AIM OF THE EXERCISE: Word for word, set down the listing that appears after this line.

INPUT DATA:

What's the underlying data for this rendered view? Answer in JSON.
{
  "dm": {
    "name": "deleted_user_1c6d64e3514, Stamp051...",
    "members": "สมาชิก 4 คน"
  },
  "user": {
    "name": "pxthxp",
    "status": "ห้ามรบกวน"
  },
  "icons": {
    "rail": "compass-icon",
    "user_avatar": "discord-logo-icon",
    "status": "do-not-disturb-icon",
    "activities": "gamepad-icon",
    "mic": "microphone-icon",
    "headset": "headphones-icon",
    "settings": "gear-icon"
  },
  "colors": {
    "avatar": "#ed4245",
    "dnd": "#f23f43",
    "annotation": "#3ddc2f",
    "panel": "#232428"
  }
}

EXPECTED OUTPUT:
What's the underlying data for this rendered view? Answer in JSON.
{
  "dm": {
    "name": "deleted_user_1c6d64e3514, Stamp051...",
    "members": "สมาชิก 4 คน"
  },
  "user": {
    "name": "pxthxp",
    "status": "ห้ามรบกวน"
  },
  "icons": {
    "rail": "compass-icon",
    "user_avatar": "discord-logo-icon",
    "status": "do-not-disturb-icon",
    "activities": "gamepad-icon",
    "mic": "microphone-icon",
    "headset": "headphones-icon",
    "settings": "gear-icon"
  },
  "colors": {
    "avatar": "#ed4245",
    "dnd": "#f23f43",
    "annotation": "#3ddc2f",
    "panel": "#232428"
  }
}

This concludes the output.